Since nothing was exactly like what I wanted, I did a mash-up of THIS YouTube video, the written instructions, and my own ideas on what I wanted the edging to look like.
After reading through the project pages for the pattern, it seemed like a few people struggled with this technique, so I decided a photo tutorial might be helpful as well. My technique is not the same as what was in the pattern, but I think the end result looks nice.
I hope these photos are helpful to some of you as well!
Let's get started!
There is a lot of knitting stitches onto the right-hand needle and then transferring them back to the left-hand needle. It's fiddly, but it works.
It's helpful if you read through all the steps and look at all the photos at least once before you attempt to knit at the same time. It may not make sense while reading it, but once you start knitting, it should become clearer.
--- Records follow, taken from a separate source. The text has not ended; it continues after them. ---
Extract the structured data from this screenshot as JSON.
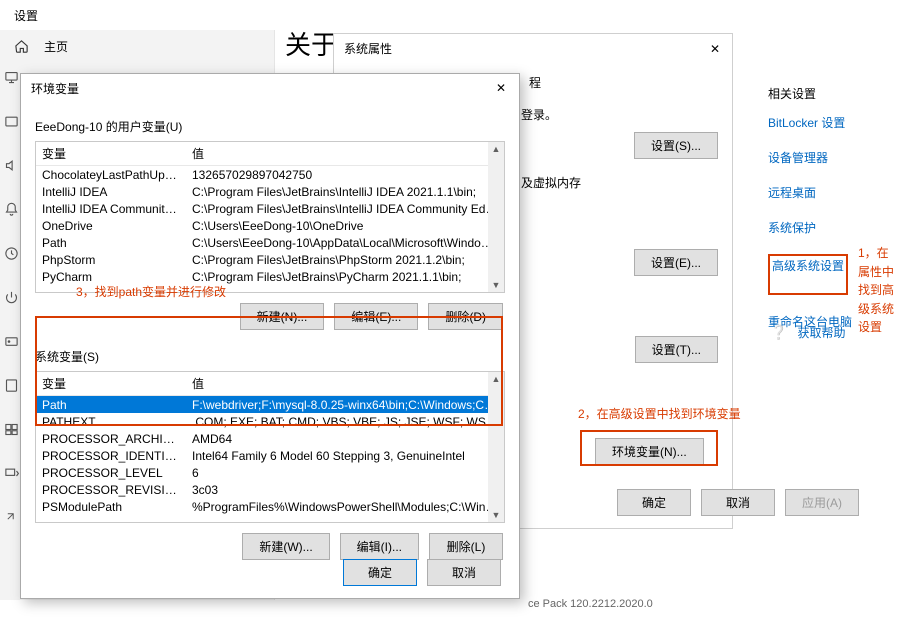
{
  "titlebar": "设置",
  "sidebar": {
    "home": "主页"
  },
  "content": {
    "heading": "关于"
  },
  "related": {
    "title": "相关设置",
    "links": [
      "BitLocker 设置",
      "设备管理器",
      "远程桌面",
      "系统保护",
      "高级系统设置",
      "重命名这台电脑"
    ],
    "help": "获取帮助"
  },
  "ann": {
    "a1": "1，在属性中找到高级系统设置",
    "a2": "2，在高级设置中找到环境变量",
    "a3": "3，找到path变量并进行修改"
  },
  "sysprop": {
    "title": "系统属性",
    "tab_extra": "程",
    "line1": "登录。",
    "line2": "及虚拟内存",
    "btn_s": "设置(S)...",
    "btn_e": "设置(E)...",
    "btn_t": "设置(T)...",
    "env_btn": "环境变量(N)...",
    "ok": "确定",
    "cancel": "取消",
    "apply": "应用(A)",
    "pack": "ce Pack 120.2212.2020.0"
  },
  "envdlg": {
    "title": "环境变量",
    "user_label": "EeeDong-10 的用户变量(U)",
    "sys_label": "系统变量(S)",
    "hdr_var": "变量",
    "hdr_val": "值",
    "btn_new_u": "新建(N)...",
    "btn_edit_u": "编辑(E)...",
    "btn_del_u": "删除(D)",
    "btn_new_s": "新建(W)...",
    "btn_edit_s": "编辑(I)...",
    "btn_del_s": "删除(L)",
    "ok": "确定",
    "cancel": "取消",
    "user_rows": [
      {
        "var": "ChocolateyLastPathUpdate",
        "val": "132657029897042750"
      },
      {
        "var": "IntelliJ IDEA",
        "val": "C:\\Program Files\\JetBrains\\IntelliJ IDEA 2021.1.1\\bin;"
      },
      {
        "var": "IntelliJ IDEA Community E...",
        "val": "C:\\Program Files\\JetBrains\\IntelliJ IDEA Community Edition 20..."
      },
      {
        "var": "OneDrive",
        "val": "C:\\Users\\EeeDong-10\\OneDrive"
      },
      {
        "var": "Path",
        "val": "C:\\Users\\EeeDong-10\\AppData\\Local\\Microsoft\\WindowsAp..."
      },
      {
        "var": "PhpStorm",
        "val": "C:\\Program Files\\JetBrains\\PhpStorm 2021.1.2\\bin;"
      },
      {
        "var": "PyCharm",
        "val": "C:\\Program Files\\JetBrains\\PyCharm 2021.1.1\\bin;"
      }
    ],
    "sys_rows": [
      {
        "var": "Path",
        "val": "F:\\webdriver;F:\\mysql-8.0.25-winx64\\bin;C:\\Windows;C:\\Wind...",
        "sel": true
      },
      {
        "var": "PATHEXT",
        "val": ".COM;.EXE;.BAT;.CMD;.VBS;.VBE;.JS;.JSE;.WSF;.WSH;.MSC"
      },
      {
        "var": "PROCESSOR_ARCHITECT...",
        "val": "AMD64"
      },
      {
        "var": "PROCESSOR_IDENTIFIER",
        "val": "Intel64 Family 6 Model 60 Stepping 3, GenuineIntel"
      },
      {
        "var": "PROCESSOR_LEVEL",
        "val": "6"
      },
      {
        "var": "PROCESSOR_REVISION",
        "val": "3c03"
      },
      {
        "var": "PSModulePath",
        "val": "%ProgramFiles%\\WindowsPowerShell\\Modules;C:\\Windows\\..."
      }
    ]
  }
}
1. First, slip all of the required stitches onto your designated circular needle.
(You will only need 1 circular needle to do this technique.)
2. Cast on the number of stitches instructed in the pattern onto the right-hand needle of the circular needle.
(In the above picture, the needle resting in the middle of the sweater is the right-hand needle.)
(In my case, I needed to cast on 2 sts.)
3. Move the cast on stitches from the right-hand needle onto the left-hand needle.
4. Knit the first stitch on the left-hand needle.
5. Slip the 2nd stitch as if to knit.
(You now have 2 stitches on the right-hand needle.)
6. Slip the 3rd stitch (which would be a picked up edge stitch) as if to purl.
7. There are now 3 sts on the right-hand needle. (One knit stitch and 2 slipped stitches.)
8. Move the 2 slipped stitches back to the left-hand needle and knit them together through the back loop (you have now done a SSK).
9. You now have 2 completed stitches on your right-hand needle.
10. Move these 2 completed stitches back to the left-hand needle. Wash, rinse, repeat. (In other words, you do steps 4-10 over and over again, until you either 1) reach a buttonhole or 2) have gone all the way around your project and are ready to bind off.) Your next step here would be step 4, knit the first stitch.
Applied I-Cord for Buttonholes
1. In my project, the cardigan calls for buttonholes along the applied i-cord. To prepare for this, when picking up stitches, I skipped picking up one stitch because this is where the buttonhole would be placed. At this point, you have done steps 4-10 of above until you reach your skipped stitch. Do you see the 2 garter ridge bumps in the photo below? Between those bumps is my skipped stitch.
2. Now that you've identified buttonhole placement, place the two sts from the right-hand needle onto the left-hand needle. (You've done this much lots of times before...just stick with me for a moment.)
3. Now, instead of knitting the first stitch and slipping the 2nd stitch, you are going to knit 2 sts. (So the 2 sts you just placed back on the left-hand needle will both be knit. Do NOT knit them together, just k2.)
4. Here are your two knit stitches on your right-hand needle.
5. Slip the two knit stitches back to the left-hand needle and continue as from the top with steps 4-10 (knit 1 st, slip 1 knitwise, slip 1 purlwise, k2tog tbl).
6. Do you see what this does at the buttonhole? You have knit a portion of your i-cord as you would any normal i-cord, leaving a gap for the buttonhole, and kept your knitting from puckering. Do you see my buttonhole in the photo below?
7. From this point, you continue this technique over and over. My pattern called for buttonholes every 4th stitch, so I have a total of 7 buttonholes. Your item may not have any buttonholes. Keep up the k1, s1 knitwise, s1 purlwise, k2tog tbl - move back to left-hand needle. When you reach the end, bind off as you normally would any i-cord. In the above linked video the woman uses an invisible cast-on and then does a kitchner or 3-needle bind-off to pull it all together since she's going around a blanket edge.
I hope this was helpful. It still feels clumsy and complicated to me in just written and photographed form, so I plan to try getting a video tutorial added to this as well. Until then, feel free to contact me with any questions you may have regarding the tutorial and I'll do what I can to help.